── MATERIALS PROVIDED ──

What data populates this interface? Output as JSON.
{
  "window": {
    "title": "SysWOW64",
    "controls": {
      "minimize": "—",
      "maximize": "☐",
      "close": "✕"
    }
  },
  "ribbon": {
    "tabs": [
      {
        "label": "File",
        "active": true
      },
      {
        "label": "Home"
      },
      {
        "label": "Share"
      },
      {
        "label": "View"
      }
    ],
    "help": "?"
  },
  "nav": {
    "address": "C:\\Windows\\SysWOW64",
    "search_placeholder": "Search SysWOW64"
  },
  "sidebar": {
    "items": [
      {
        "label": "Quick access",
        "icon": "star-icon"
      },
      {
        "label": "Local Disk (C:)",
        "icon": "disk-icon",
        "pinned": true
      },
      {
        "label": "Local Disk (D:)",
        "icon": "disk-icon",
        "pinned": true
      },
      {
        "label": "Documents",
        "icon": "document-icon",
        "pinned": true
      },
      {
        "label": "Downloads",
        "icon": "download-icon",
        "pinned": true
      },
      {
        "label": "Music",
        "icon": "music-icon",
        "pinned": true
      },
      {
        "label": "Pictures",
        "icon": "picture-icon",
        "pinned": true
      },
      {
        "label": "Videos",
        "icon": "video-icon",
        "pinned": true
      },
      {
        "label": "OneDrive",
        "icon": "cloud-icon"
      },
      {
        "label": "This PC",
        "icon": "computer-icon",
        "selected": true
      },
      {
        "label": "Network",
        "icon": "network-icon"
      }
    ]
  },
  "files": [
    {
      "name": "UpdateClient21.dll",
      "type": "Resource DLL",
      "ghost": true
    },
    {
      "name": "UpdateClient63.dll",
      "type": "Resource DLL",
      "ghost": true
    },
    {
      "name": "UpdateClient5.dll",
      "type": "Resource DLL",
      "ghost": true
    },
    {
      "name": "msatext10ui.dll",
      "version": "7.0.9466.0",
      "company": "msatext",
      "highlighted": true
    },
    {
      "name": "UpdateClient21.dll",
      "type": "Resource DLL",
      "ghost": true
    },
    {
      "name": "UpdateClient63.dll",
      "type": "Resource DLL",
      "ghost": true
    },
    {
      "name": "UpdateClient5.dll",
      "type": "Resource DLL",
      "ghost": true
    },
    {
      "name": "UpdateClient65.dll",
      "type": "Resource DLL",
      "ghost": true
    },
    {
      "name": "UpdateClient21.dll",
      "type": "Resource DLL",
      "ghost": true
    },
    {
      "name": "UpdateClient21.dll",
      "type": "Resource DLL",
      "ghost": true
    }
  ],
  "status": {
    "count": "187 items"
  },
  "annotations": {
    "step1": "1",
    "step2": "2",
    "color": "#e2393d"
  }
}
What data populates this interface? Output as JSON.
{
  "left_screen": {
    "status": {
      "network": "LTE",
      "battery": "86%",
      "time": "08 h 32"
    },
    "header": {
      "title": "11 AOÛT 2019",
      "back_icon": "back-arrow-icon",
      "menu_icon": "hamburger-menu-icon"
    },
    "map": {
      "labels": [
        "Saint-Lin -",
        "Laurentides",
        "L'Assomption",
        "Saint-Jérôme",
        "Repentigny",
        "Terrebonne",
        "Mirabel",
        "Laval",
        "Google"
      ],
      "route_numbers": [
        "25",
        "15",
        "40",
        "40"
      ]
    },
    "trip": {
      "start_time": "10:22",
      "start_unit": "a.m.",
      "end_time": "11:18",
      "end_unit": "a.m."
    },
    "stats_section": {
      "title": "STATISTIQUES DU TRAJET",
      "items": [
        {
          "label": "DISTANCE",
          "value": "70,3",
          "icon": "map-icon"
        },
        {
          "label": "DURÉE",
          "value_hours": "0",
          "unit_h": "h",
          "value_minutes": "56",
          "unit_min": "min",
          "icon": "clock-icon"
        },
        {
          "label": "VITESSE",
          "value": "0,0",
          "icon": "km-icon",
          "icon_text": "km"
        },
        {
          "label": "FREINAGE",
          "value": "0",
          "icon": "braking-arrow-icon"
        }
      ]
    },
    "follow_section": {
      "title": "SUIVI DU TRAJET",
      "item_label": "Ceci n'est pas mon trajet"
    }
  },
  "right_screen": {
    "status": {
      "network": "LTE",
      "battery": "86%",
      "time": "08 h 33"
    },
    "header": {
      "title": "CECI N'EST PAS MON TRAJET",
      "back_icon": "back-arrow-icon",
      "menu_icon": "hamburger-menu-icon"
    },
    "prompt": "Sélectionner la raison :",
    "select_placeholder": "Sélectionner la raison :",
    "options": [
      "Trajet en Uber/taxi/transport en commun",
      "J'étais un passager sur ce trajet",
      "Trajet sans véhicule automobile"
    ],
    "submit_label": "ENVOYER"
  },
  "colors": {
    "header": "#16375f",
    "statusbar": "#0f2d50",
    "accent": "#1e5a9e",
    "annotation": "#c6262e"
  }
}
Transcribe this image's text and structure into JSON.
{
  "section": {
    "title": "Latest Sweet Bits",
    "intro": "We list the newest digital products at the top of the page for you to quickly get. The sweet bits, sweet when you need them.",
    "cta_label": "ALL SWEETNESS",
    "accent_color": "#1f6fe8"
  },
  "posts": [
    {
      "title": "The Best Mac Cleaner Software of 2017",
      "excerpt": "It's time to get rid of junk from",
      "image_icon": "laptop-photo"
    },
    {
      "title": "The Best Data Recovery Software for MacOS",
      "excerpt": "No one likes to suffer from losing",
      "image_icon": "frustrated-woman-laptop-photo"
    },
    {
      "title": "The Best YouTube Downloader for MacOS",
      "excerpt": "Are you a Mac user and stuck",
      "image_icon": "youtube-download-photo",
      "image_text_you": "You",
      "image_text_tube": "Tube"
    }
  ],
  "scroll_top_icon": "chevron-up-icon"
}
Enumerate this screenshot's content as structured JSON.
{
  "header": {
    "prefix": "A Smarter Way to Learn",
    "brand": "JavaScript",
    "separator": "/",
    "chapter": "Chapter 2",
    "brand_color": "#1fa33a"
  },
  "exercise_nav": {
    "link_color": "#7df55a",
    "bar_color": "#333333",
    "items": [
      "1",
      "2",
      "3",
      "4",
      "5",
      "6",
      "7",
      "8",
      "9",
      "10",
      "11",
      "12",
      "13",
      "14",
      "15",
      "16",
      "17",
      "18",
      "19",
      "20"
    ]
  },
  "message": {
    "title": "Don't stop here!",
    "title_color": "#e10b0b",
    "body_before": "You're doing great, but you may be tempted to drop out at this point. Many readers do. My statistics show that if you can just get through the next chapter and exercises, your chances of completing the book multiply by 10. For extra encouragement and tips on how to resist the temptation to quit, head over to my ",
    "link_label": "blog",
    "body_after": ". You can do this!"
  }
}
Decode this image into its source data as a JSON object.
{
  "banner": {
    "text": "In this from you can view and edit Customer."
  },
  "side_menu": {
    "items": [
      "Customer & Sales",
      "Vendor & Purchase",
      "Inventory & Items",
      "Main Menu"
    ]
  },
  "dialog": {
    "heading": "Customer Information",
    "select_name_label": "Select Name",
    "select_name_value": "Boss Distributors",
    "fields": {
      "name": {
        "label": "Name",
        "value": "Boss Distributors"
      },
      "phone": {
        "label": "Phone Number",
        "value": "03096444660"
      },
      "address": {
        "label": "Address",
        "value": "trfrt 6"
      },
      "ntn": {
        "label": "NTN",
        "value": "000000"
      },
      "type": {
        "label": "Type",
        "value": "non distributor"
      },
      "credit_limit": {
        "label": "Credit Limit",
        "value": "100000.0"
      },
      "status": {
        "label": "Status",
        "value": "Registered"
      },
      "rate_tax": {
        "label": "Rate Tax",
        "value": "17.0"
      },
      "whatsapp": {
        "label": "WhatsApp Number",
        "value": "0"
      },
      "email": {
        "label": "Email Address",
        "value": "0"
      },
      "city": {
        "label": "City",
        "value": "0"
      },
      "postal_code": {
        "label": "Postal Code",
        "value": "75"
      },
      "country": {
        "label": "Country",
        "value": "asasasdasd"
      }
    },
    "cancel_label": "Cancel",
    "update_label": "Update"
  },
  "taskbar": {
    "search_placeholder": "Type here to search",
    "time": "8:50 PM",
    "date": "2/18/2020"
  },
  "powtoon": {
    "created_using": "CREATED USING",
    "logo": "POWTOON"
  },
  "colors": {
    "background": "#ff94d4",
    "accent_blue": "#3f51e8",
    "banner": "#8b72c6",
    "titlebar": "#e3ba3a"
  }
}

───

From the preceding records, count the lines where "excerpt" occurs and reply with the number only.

3